People with diabetes have trouble turning the food they consume into usable energy. During digestion, food is turned into glucose, a sugar the body uses for energy. The glucose is then converted into energy with a hormone called insulin. People can develop type II diabetes when the cells in their liver, fat and muscles don’t use insulin properly, the amount of glucose in their bloodstream increases and their cells are starved for energy. Years of high blood glucose levels can lead to nerve and blood vessel damage, as well as heart disease, stroke, blindness, kidney disease and other complications.
A person is at risk for developing type II diabetes by being overweight, having high blood pressure, and/or a family history of diabetes. Some ethnic groups are more predisposed to developing diabetes: Alaska Natives, American Indians, African-Americans, Hispanics, Asian-Americans and Pacific Islanders.
Although there are many ways to determine an individual’s weight status and its effect on overall mortality, no one measure has proven to be 100% accurate.
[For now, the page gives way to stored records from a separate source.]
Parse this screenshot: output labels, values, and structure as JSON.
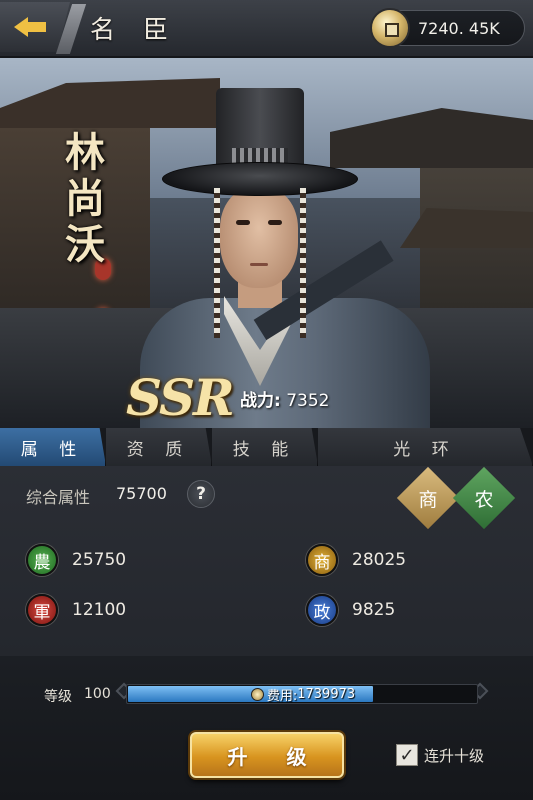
{
  "header": {
    "title": "名 臣",
    "coins": "7240. 45K"
  },
  "hero": {
    "name_chars": [
      "林",
      "尚",
      "沃"
    ],
    "rarity": "SSR",
    "power_label": "战力:",
    "power_value": "7352"
  },
  "tabs": [
    {
      "label": "属 性",
      "active": true
    },
    {
      "label": "资 质",
      "active": false
    },
    {
      "label": "技 能",
      "active": false
    },
    {
      "label": "光 环",
      "active": false
    }
  ],
  "attributes": {
    "overall_label": "综合属性",
    "overall_value": "75700",
    "help": "?",
    "tags": [
      {
        "label": "商",
        "color": "#c9a865"
      },
      {
        "label": "农",
        "color": "#4b8e4d"
      }
    ],
    "stats": [
      {
        "icon": "農",
        "value": "25750",
        "color": "#3a9a3a"
      },
      {
        "icon": "商",
        "value": "28025",
        "color": "#c9921e"
      },
      {
        "icon": "軍",
        "value": "12100",
        "color": "#b8302a"
      },
      {
        "icon": "政",
        "value": "9825",
        "color": "#2d5fb8"
      }
    ]
  },
  "bottom": {
    "level_label": "等级",
    "level_value": "100",
    "cost_label": "费用:",
    "cost_value": "1739973",
    "upgrade_label": "升 级",
    "auto_ten_label": "连升十级",
    "auto_ten_checked": true
  }
}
Instead, most health care professionals use a combination of tools, like BMI and body fat percentage, to determine an individual’s weight status in an effort to better treat and prevent many of the conditions associated with overweight and obesity.
Recently, doctors have announced a new system they say can more accurately predict your mortality risk based on your body composition. Say hello to the Edmonton Obesity staging system!
Like BMI, the obesity staging system is designed to help health care professionals identify the level of risk an individual is at for further weight-related health conditions. What makes this predictor different is that it identifies a person’s risk by taking into account functional status and comorbid health conditions, such as diabetes and heart disease, that are already present.
One of the most widely used determinants of weight status is the Body Mass Index, or BMI, for short. Throughout the years, BMI status has allowed health professionals to quickly categorize individuals as either underweight, healthy weight, overweight and obese. Which category an individual best fits into is determined by their height and weight. This category then helps gauge an individual’s risk for certain diseases. The higher the BMI, the higher the risk for heart disease, high blood pressure, type 2 diabetes, gallstones, breathing problems, and certain cancers. Although BMI is one of the most reliable tools currently available to help individuals identify their risk, it isn’t a perfect tool.